SOUTH WOODSTOCK, Vt. — One glorious morning, David Muller's girls were in the barn, lolling as usual on their heated waterbeds.
When Muller walked in, the girls stood up in their cozy private stalls, an impressive feat for animals the size of Ford Fiesta automobiles. Several nosed toward him. Then they backed off. Gingerly, they stepped forward once again, heads cocked so Muller could scratch between their horseshoe-shaped horns.
"They are like teenagers," Muller said of his 50 Southeast Asian water buffaloes. "They want to be friendly. But they are also kind of shy."
These gentle, warm-weather creatures -- never before domesticated in frigid New England -- surprised local skeptics when they easily weathered their first winter in Muller's unheated barn. Now producing babies along with extravagant quantities of milk, the water buffaloes are key to a bold idea with potential rewards for both Muller and a state that trades heavily on its bucolic image.

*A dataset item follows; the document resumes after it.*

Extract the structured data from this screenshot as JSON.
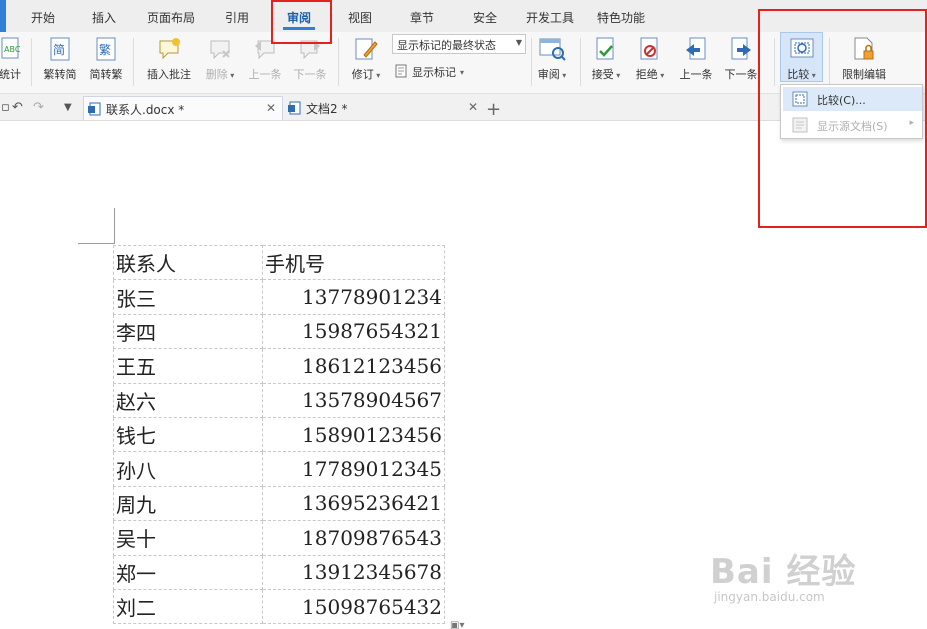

Muller plans to flood high-end restaurants and gourmet food shops with domestically produced buffalo mozzarella cheese, a product traditionally imported from Italy.
His vision of overseeing 50 water buffalo farms comes as Vermont struggles to save its dairy industry, where record low prices for cow's milk may force a third of its 1,400 dairy farms to close this year.
State officials have such confidence in Muller's concept that they awarded him a rare $1-million loan. They also dispatched the University of Vermont's top dairy scientist to help him out.
"The stakes here are very high," said University of Vermont professor Paul Kindstedt, who studies the science of cheese making. "The state is investing its prestige in this effort -- our whole image as a place where miracles can happen.
"What we value most in Vermont is agriculture-based endeavor," Kindstedt said. "With David's water buffalo, we're talking about a scale of undertaking that I think is unique."
Muller and his mozzarella have yet to prove themselves. "He has a major challenge," said Allison Hooper, head of a dairy collaborative called the Vermont Butter and Cheese Co. "Many people are going to say, 'Why should I pay top dollar for his mozzarella when I can get the real thing from Sicily?' "
Muller hopes to have Woodstock Water Buffalo mozzarella in restaurants and markets sometime this fall. Within two years, he expects to produce 4,000 pounds of buffalo mozzarella each week. The cheese will sell for about $16 a pound, he said, about the same price as mozzarella from Italy.
But even before any mozzarella has emerged from Muller's $2.5-million laboratory, the venture is starting to pay off. Woodstock Water Buffalo yogurt, an unexpected product that Muller whipped up in his kitchen, sells for $2 a pint in 200 markets from Boston to Beverly Hills. Devotees overlook the yogurt's 17% fat content, praising its clean flavor and dense consistency.
Buffalo milk contains 8% to 10% fat, more than twice the fat found in cow's milk. Genuine buffalo mozzarella has a spongy, bread-like texture. The flavor is rich but not cloying -- a taste that can stand alone or accompany other foods without overpowering them.
To assure authenticity, Muller imported mozzarella maker Vincenzo Ferraro, 36, from the Campania region of southern Italy.
Enzo, as he is known, lends an air of authority to a laboratory so immaculate that anyone who enters must wear knee-high boots and a plastic cap to ward off bacteria. He paces among stainless steel vats, instructing a trio of Vermonters in the art of turning buffalo milk into perfect orbs of rich white cheese. Around him, heads nod in comprehension -- though Enzo speaks not one word of English.
Each step is carefully calibrated. After the milk is pumped and processed, the cheese congeals in a giant caldron of brine. It is pressed by hand into balls, and gradually a thin skin appears. Consistency is critical, Enzo decrees.
Before discovering the world of water buffaloes and gourmet cheese, Muller was chief executive of Summit Technology, a Boston-based company that developed the equipment for laser eye surgery. The firm was sold three years ago, leaving Muller wealthy. He had no relationships to tie him down and an urge to try something new.
Muller shopped for property in California, Colorado, Kentucky and Florida. One weekend he drove to southern Vermont, the same area he lived in after flunking out of undergraduate school. He remembered how much he loved the area, and bought a 250-acre farm.
But there was still the problem of what to do.
Muller -- who has a doctorate in physics as well as two master's degrees, one from the University of Pennsylvania's Wharton business school -- thought about reinventing himself as Vermont's first master vintner. He longed to be "the East Coast counterpart of all those California wine people." Then he got realistic about the weather.